The cryptocurrency markets tumbled sharply following the news, with Bitcoin dropping from $7,240 to $6,752 in less than two hours, with the current price being $6,794. While the latest hacking target - a South Korean venue called Coinrail - is much smaller, the news triggered knee-jerk selling by investors, according to Stephen Innes, head of Asia Pacific trading at Oanda Corp.in Singapore.

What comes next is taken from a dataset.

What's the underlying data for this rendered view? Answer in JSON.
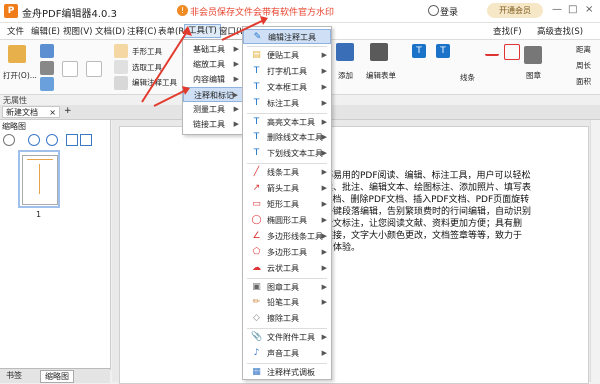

The exchange said it has managed to freeze all exposed NPXS, NPER and ATX coins, and that other cryptocurrencies are now being kept in a cold wallet.
Bitcoin has dropped 11 percent since 5 p.m.
It notes that Bitcoin was trading at $6,790.88 on Bitstamp, a drop of 10.8 percent from Friday and a massive dip from its December 2017 peak, when it hit an all-time high of nearly $20,000.
The attack on Coinrail comes months after Japanese firm Coincheck said it had lost more than US$500 million in a January hack.
South Korean cryptocurrency exchange Coinrail was hacked on Sunday, losing about 30 percent of the coins traded there.
Enthusiasm for virtual currencies has waned partly due to a string of cyber heists, including the almost $500 million theft from Japanese exchange Coincheck Inc.in late January.
The largest cryptocurrency declined to US$6,840 as of 4pm in NY, the biggest drop since March 14, according to data compiled by Bloomberg from Bitstamp pricing.
The Korean National Police Agency is investigating the case, an official said by phone.
Coinrail did not specify the value of the currency that was taken in the attack at the weekend but said it was working with authorities and other coin developers to track down the culprits.
Some Asia-listed stocks with exposure to digital currencies fell on Monday.